Spike Lee, whose credits include Mo’ Better Blues, Malcolm X, and more recently, Chi-Raq, has been blunt and unwavering in his support. He has criticized Clinton for referring to the black vote as a “firewall” and has stated that he believes Bernie Sanders will do right by the American people if elected president.
In a recent ad release in South Carolina, ahead of the state’s primaries, Lee encouraged Black voters to “wake up” and support Sanders, in a reference to his 1989 movie Do the Right Thing.
“Ninety-nine percent of Americans were hurt by the great recession of 2008, and many are still recovering. And that’s why I am officially endorsing my brother Bernie Sanders. Bernie takes no money from corporations. Nada. Which means he is not on the take. And when Bernie gets into the White House, he will do the right thing.”
Continuing the ad, Lee referred to Bernie Sanders lifelong work in the Civil Rights movement, including his arrest in Chicago for protesting segregated housing and his participation in the March on Washington to see Martin Luther King, Jr.
When two Black Lives Matter protestors interrupted Sanders during a speech, he stepped back to let them talk. Some people called his reaction weak, but many African-Americans and other minorities saw it as a willingness to listen to the dialogue and take it seriously.
This is in stark contrast to Clinton, who shrugged off BLM protester Ashley Williams, who demanded to know why she’d once said, “We must bring them to heel,” in a 1996 speech regarding black youth. After the young woman was escorted out by Secret Service agents, Clinton ignored the incident and told her mostly white, female audience, “Okay, back to the issues,” as if Williams had never crashed her party.
But because Sanders actually listens and cares about voters, two major legislators switched their support from Hillary to Bernie. Justin Bamberg of South Carolina announced his support in early February. Georgia State Rep. Vincent Fort announced his support just days ago, citing Bernie’s integrity and long history of civil rights activism. Both are well-known Black politicians in their state.

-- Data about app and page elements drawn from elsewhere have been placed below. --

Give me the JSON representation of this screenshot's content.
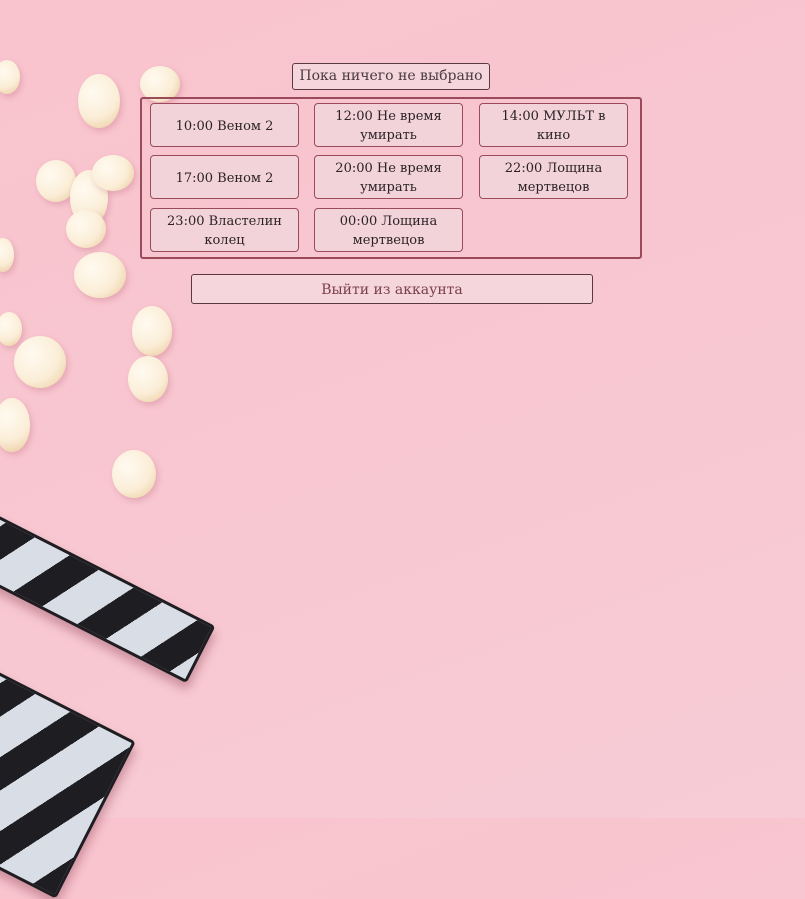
{
  "status": {
    "text": "Пока ничего не выбрано"
  },
  "sessions": [
    {
      "label": "10:00 Веном 2"
    },
    {
      "label": "12:00 Не время умирать"
    },
    {
      "label": "14:00 МУЛЬТ в кино"
    },
    {
      "label": "17:00 Веном 2"
    },
    {
      "label": "20:00 Не время умирать"
    },
    {
      "label": "22:00 Лощина мертвецов"
    },
    {
      "label": "23:00 Властелин колец"
    },
    {
      "label": "00:00 Лощина мертвецов"
    }
  ],
  "actions": {
    "logout_label": "Выйти из аккаунта"
  },
  "theme": {
    "background": "#f8c6d0",
    "button_fill": "#f2d3da",
    "button_border": "#9a4a58",
    "logout_text": "#7b3e4a"
  },
  "background_icons": [
    "popcorn-icon",
    "clapperboard-icon"
  ]
}
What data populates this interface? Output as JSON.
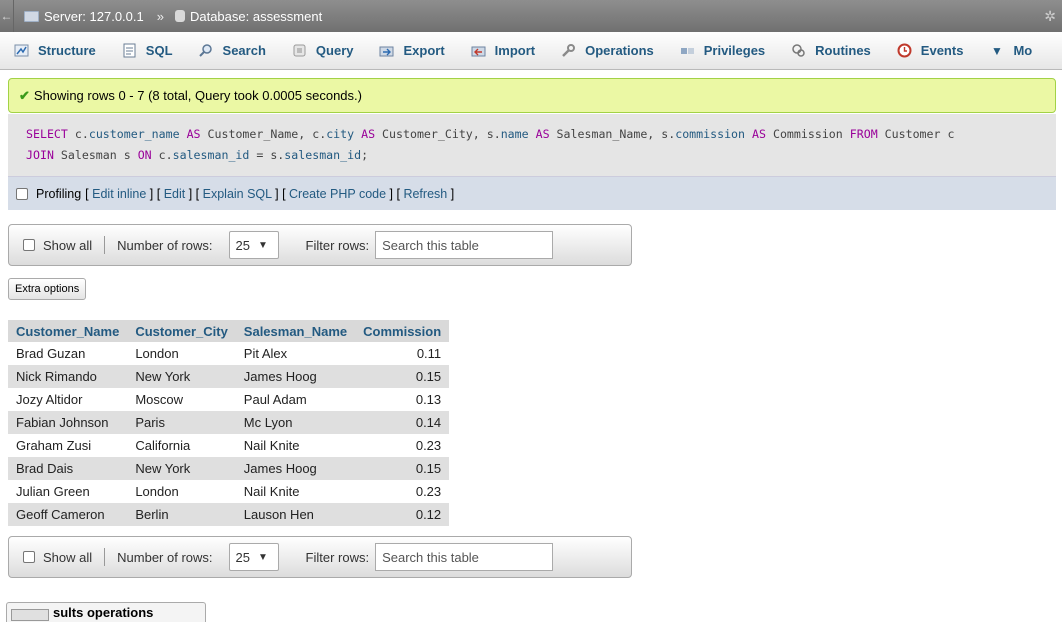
{
  "breadcrumb": {
    "back_glyph": "←",
    "server": "Server: 127.0.0.1",
    "separator": "»",
    "database": "Database: assessment"
  },
  "tabs": [
    {
      "label": "Structure",
      "icon": "structure-icon"
    },
    {
      "label": "SQL",
      "icon": "sql-icon"
    },
    {
      "label": "Search",
      "icon": "search-icon"
    },
    {
      "label": "Query",
      "icon": "query-icon"
    },
    {
      "label": "Export",
      "icon": "export-icon"
    },
    {
      "label": "Import",
      "icon": "import-icon"
    },
    {
      "label": "Operations",
      "icon": "wrench-icon"
    },
    {
      "label": "Privileges",
      "icon": "privileges-icon"
    },
    {
      "label": "Routines",
      "icon": "routines-icon"
    },
    {
      "label": "Events",
      "icon": "clock-icon"
    },
    {
      "label": "Mo",
      "icon": "more-caret-icon"
    }
  ],
  "success_message": "Showing rows 0 - 7 (8 total, Query took 0.0005 seconds.)",
  "sql_query": {
    "line1": "SELECT c.customer_name AS Customer_Name, c.city AS Customer_City, s.name AS Salesman_Name, s.commission AS Commission FROM Customer c",
    "line2": "JOIN Salesman s ON c.salesman_id = s.salesman_id;"
  },
  "profiling": {
    "label": "Profiling",
    "links": [
      "Edit inline",
      "Edit",
      "Explain SQL",
      "Create PHP code",
      "Refresh"
    ]
  },
  "navigation": {
    "show_all": "Show all",
    "number_of_rows_label": "Number of rows:",
    "number_of_rows_value": "25",
    "filter_label": "Filter rows:",
    "filter_placeholder": "Search this table"
  },
  "extra_options": "Extra options",
  "results": {
    "columns": [
      "Customer_Name",
      "Customer_City",
      "Salesman_Name",
      "Commission"
    ],
    "rows": [
      [
        "Brad Guzan",
        "London",
        "Pit Alex",
        "0.11"
      ],
      [
        "Nick Rimando",
        "New York",
        "James Hoog",
        "0.15"
      ],
      [
        "Jozy Altidor",
        "Moscow",
        "Paul Adam",
        "0.13"
      ],
      [
        "Fabian Johnson",
        "Paris",
        "Mc Lyon",
        "0.14"
      ],
      [
        "Graham Zusi",
        "California",
        "Nail Knite",
        "0.23"
      ],
      [
        "Brad Dais",
        "New York",
        "James Hoog",
        "0.15"
      ],
      [
        "Julian Green",
        "London",
        "Nail Knite",
        "0.23"
      ],
      [
        "Geoff Cameron",
        "Berlin",
        "Lauson Hen",
        "0.12"
      ]
    ]
  },
  "results_operations_tab": "sults operations",
  "colors": {
    "link": "#235a81",
    "success_bg": "#ebf8a4",
    "keyword": "#990099"
  }
}
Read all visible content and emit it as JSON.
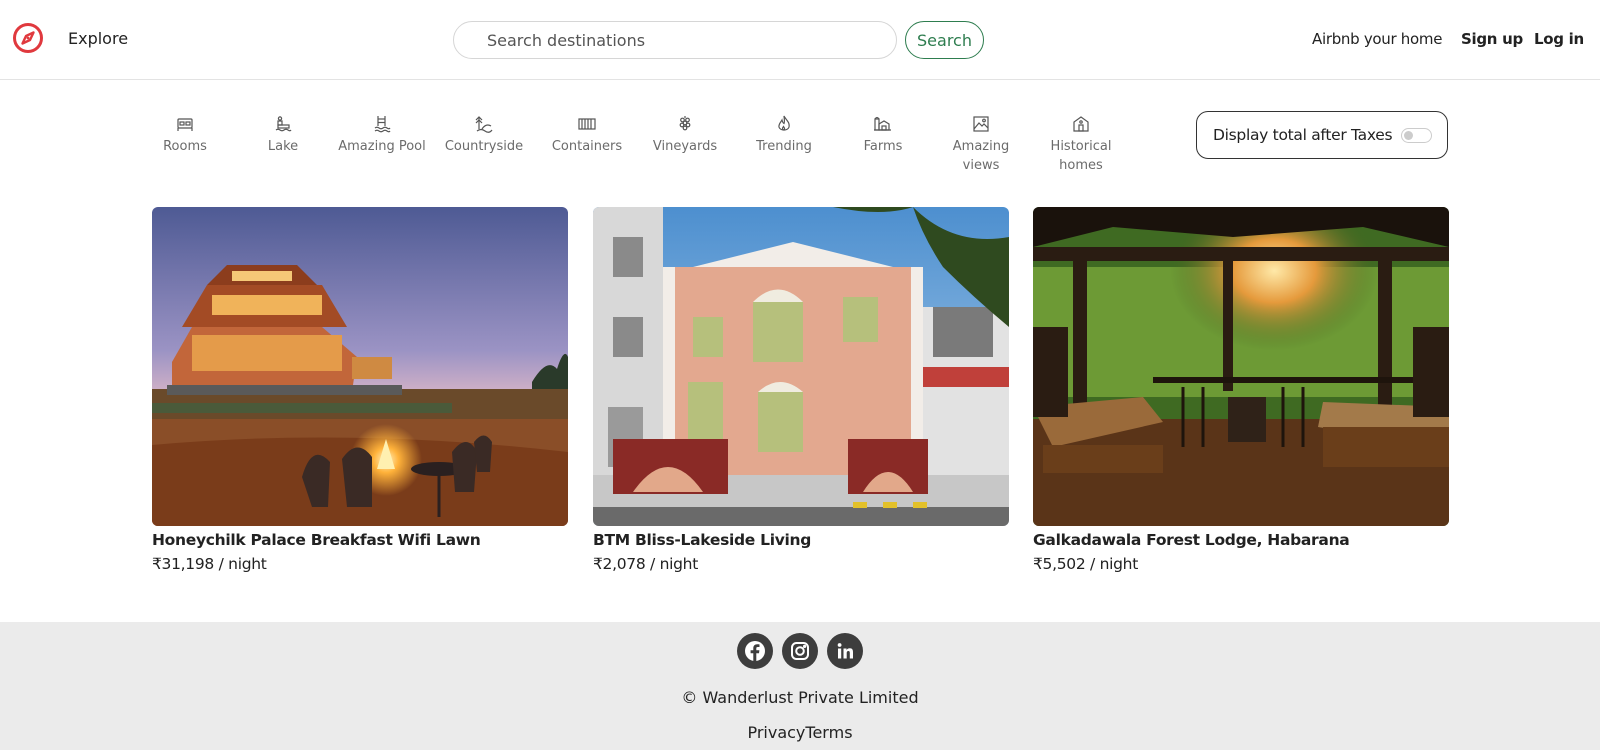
{
  "navbar": {
    "logo_icon": "compass-icon",
    "brand_color": "#e0393e",
    "explore_label": "Explore",
    "search_placeholder": "Search destinations",
    "search_button_label": "Search",
    "search_button_color": "#2e7d4f",
    "host_label": "Airbnb your home",
    "signup_label": "Sign up",
    "login_label": "Log in"
  },
  "filters": [
    {
      "label": "Rooms",
      "icon": "bed-icon"
    },
    {
      "label": "Lake",
      "icon": "lake-icon"
    },
    {
      "label": "Amazing Pool",
      "icon": "pool-icon"
    },
    {
      "label": "Countryside",
      "icon": "countryside-icon"
    },
    {
      "label": "Containers",
      "icon": "container-icon"
    },
    {
      "label": "Vineyards",
      "icon": "grapes-icon"
    },
    {
      "label": "Trending",
      "icon": "fire-icon"
    },
    {
      "label": "Farms",
      "icon": "farm-icon"
    },
    {
      "label": "Amazing views",
      "icon": "mountain-view-icon"
    },
    {
      "label": "Historical homes",
      "icon": "historic-home-icon"
    }
  ],
  "tax_toggle": {
    "label": "Display total after Taxes",
    "enabled": false
  },
  "listings": [
    {
      "title": "Honeychilk Palace Breakfast Wifi Lawn",
      "price": "₹31,198 / night"
    },
    {
      "title": "BTM Bliss-Lakeside Living",
      "price": "₹2,078 / night"
    },
    {
      "title": "Galkadawala Forest Lodge, Habarana",
      "price": "₹5,502 / night"
    }
  ],
  "footer": {
    "social": [
      "facebook-icon",
      "instagram-icon",
      "linkedin-icon"
    ],
    "copyright": "© Wanderlust Private Limited",
    "privacy_label": "Privacy",
    "terms_label": "Terms"
  }
}
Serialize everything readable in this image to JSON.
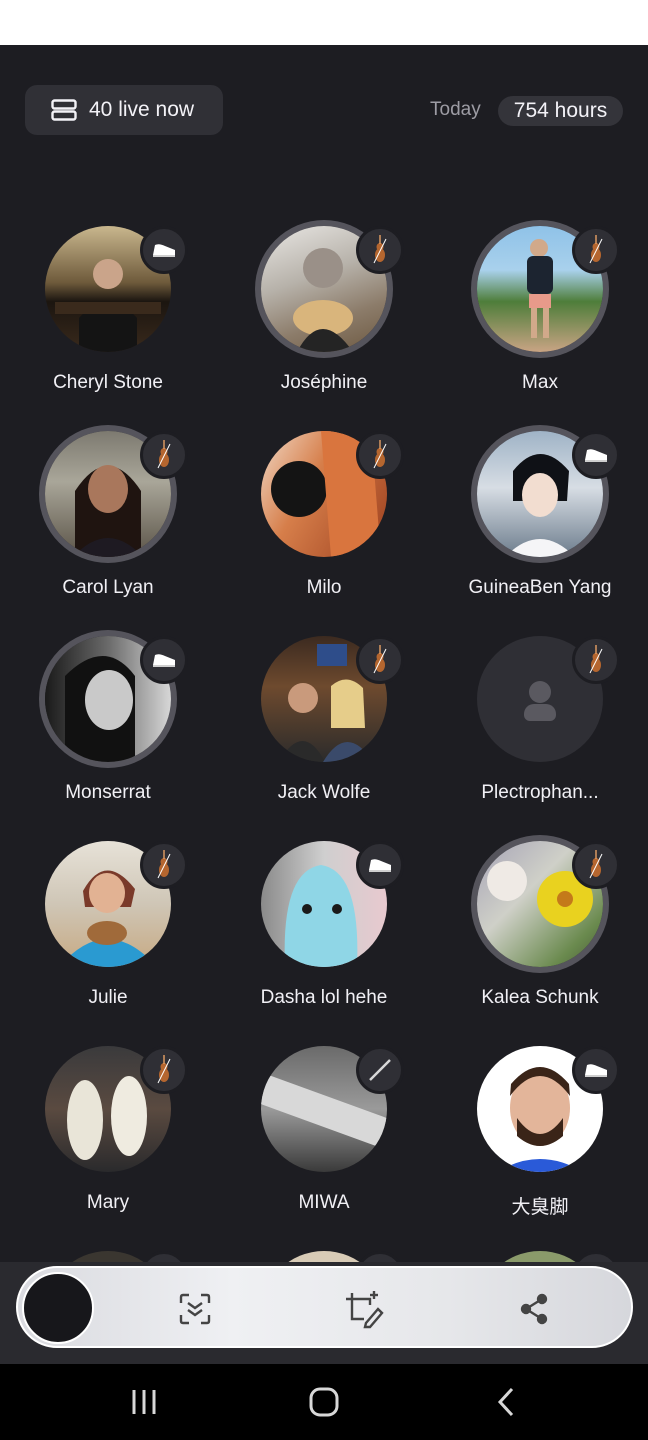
{
  "header": {
    "live_count_label": "40 live now",
    "today_label": "Today",
    "hours_label": "754 hours"
  },
  "users": [
    {
      "name": "Cheryl Stone",
      "instrument": "piano-icon"
    },
    {
      "name": "Joséphine",
      "instrument": "violin-icon"
    },
    {
      "name": "Max",
      "instrument": "violin-icon"
    },
    {
      "name": "Carol Lyan",
      "instrument": "violin-icon"
    },
    {
      "name": "Milo",
      "instrument": "violin-icon"
    },
    {
      "name": "GuineaBen Yang",
      "instrument": "piano-icon"
    },
    {
      "name": "Monserrat",
      "instrument": "piano-icon"
    },
    {
      "name": "Jack Wolfe",
      "instrument": "violin-icon"
    },
    {
      "name": "Plectrophan...",
      "instrument": "violin-icon"
    },
    {
      "name": "Julie",
      "instrument": "violin-icon"
    },
    {
      "name": "Dasha lol hehe",
      "instrument": "piano-icon"
    },
    {
      "name": "Kalea Schunk",
      "instrument": "violin-icon"
    },
    {
      "name": "Mary",
      "instrument": "violin-icon"
    },
    {
      "name": "MIWA",
      "instrument": "flute-icon"
    },
    {
      "name": "大臭脚",
      "instrument": "piano-icon"
    }
  ],
  "toolbar": {
    "icons": [
      "scan-icon",
      "edit-image-icon",
      "share-icon"
    ]
  },
  "navbar": {
    "icons": [
      "recent-apps-icon",
      "home-icon",
      "back-icon"
    ]
  }
}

On Friday morning, Sanders called in to radio show The Breakfast Club to discuss his campaign and his history of working in, and support for, Civil Rights. According to BET, he spoke with Charlamagne Tha God, DJ Envy, and Angela Yee. During the 16-minute interview, he expressed outrage at the how the police nationwide tend to criminalize Black people much more than people of other ethnicities.
“We’ve got to demilitarize these police departments…We have to make police departments look like the diversity of the communities they serve.”
Sanders expressed support for accountability of police officers who break the law. He also voiced support for legalizing marijuana on the federal level, citing the outrageously high incarceration rate of Black Americans.
“We gotta get marijuana out of the Federal Controlled Substances Act. African Americans are many times more likely to be arrested for possession of marijuana than whites despite the fact that both communities smoke marijuana at the same level.”
Sanders also told the radio hosts that he had voted for Jessie Jackson in 1988.
Just as Bernie has stepped back to listen to black voters, so too, have they stepped back to listen to his message. And when they hear his message, they realize he is the president the United States needs.
National Nurses United posted a video showing a man by the name of Curtis Dixon, who works in collard fields in South Carolina. He earns a minimum wage of $7.75 for backbreaking task of harvesting the crops. His wage sometimes doesn’t even add up to the minimum wage, as he is paid just $1.50 per box.
Dixon and his entire family are now voting for Bernie Sanders.
“I’m coming out here doing my job. From seven in the morning to seven at night. Because this is my responsibility. My kids. Because when you come out here, that means you’re trying to pay your water bill, your light bill, you have nothing…”
If enough voters like Curtis Dixon listen to Bernie Sanders, he could win a significant portion of Black support in Saturday’s primary.
[Photo: Scott Olson/Getty]